Studies show people perform much better when focused on one task at a time. To help focus, turn off your phone and resolve to finish your task before you pick it up again.
Take Good Notes
Gordon recommends using apps like OneNote or Evernote to help keep your class outlines and notes organized. Remember to revisit your notes later in the day to re-organize, refine, and check out any reading the professor may have referenced.
If you’re having trouble with roommates, classes, or coping with campus life in general, there are places you can go for help.
The first option, says Gordon, is to confer with peers to “compare what’s happening on the ground.”
A next stop might be speaking with a resident director or proctor who can direct you to myriad campus resources. If you’re feeling overwhelmed by classwork, for example, the academic resource center, an academic advisor, tutor, or instructor can help.
“Going to your faculty or teaching assistants directly is how you can build some of your best faculty relationships,” Gordon says.
Finally, if you’re feeling down or struggling with mental health issues, you can turn to the campus counseling center.
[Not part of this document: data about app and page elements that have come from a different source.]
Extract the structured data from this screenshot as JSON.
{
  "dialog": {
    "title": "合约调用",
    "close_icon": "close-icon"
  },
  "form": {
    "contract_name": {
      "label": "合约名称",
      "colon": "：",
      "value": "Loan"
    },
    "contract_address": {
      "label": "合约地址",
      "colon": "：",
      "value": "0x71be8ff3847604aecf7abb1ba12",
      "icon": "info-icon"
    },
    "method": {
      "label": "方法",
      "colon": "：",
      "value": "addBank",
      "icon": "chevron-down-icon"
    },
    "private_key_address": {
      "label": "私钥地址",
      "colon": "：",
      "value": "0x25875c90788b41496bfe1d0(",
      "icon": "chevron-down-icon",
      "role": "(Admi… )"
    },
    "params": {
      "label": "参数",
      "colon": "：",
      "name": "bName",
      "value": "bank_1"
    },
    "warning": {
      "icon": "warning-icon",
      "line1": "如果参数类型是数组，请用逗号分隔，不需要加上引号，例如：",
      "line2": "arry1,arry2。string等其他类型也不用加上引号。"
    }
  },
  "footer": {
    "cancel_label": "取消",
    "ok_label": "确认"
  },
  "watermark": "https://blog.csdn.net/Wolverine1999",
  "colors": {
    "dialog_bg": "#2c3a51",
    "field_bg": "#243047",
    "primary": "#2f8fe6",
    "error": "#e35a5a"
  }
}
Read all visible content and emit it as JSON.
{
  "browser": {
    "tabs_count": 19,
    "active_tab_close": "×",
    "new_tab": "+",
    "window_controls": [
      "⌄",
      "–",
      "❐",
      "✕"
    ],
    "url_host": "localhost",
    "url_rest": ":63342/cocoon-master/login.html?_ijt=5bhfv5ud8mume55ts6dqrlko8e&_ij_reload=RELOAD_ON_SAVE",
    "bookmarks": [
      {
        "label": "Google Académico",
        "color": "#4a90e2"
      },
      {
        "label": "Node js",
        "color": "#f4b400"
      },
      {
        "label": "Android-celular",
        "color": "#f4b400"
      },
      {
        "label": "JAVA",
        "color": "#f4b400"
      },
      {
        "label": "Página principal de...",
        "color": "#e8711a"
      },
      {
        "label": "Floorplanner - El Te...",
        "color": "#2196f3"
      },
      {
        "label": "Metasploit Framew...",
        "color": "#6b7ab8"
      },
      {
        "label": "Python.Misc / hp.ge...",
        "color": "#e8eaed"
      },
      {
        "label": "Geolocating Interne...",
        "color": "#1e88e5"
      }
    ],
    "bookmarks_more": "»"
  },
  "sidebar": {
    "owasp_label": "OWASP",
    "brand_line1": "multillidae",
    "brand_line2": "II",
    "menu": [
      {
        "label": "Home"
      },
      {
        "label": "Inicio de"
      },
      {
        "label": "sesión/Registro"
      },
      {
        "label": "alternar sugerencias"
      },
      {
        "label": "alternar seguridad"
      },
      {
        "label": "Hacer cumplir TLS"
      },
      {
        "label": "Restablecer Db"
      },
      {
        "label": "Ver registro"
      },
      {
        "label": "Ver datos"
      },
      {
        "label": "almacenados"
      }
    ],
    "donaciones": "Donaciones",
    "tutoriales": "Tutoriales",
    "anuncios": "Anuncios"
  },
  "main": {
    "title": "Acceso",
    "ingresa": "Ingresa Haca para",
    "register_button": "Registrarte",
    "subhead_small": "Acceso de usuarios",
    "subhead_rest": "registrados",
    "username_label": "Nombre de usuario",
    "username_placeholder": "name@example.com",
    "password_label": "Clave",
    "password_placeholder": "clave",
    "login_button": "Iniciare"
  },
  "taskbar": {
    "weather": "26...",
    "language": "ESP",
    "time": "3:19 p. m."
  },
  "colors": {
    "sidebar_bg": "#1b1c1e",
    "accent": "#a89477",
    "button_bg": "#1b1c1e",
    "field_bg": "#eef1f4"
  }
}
Most college campuses offer students short-term, long-term, and emergency counseling services.
Although some students may be reluctant to bring up issues with a parent or guardian, they can be an important emotional resource too. After all, they may have been through the same experience themselves!
When Should Parents Step In?
It takes time to adjust to college life, but parents can help.
“If you notice that your student is struggling, the first thing to do is to listen,” counsels Gordon.
“Remember that the student is not you and their journey is a separate journey. It will be different from your own. And that’s okay. A lot of times we’ll have alumni parents who want their child to have a similar experience to them, but their child is different,” she says.
Some Parting Words of Advice
If you’re a new student, Gordon says you’ll have a far better college experience if you “put yourself out there.”
Stay open. Introduce yourself to classmates. And if you find it difficult to make friends, let your residential assistant know. They can help.
Reaching out to others may feel risky when you first arrive on campus, but you’ll find it’s worth the reward.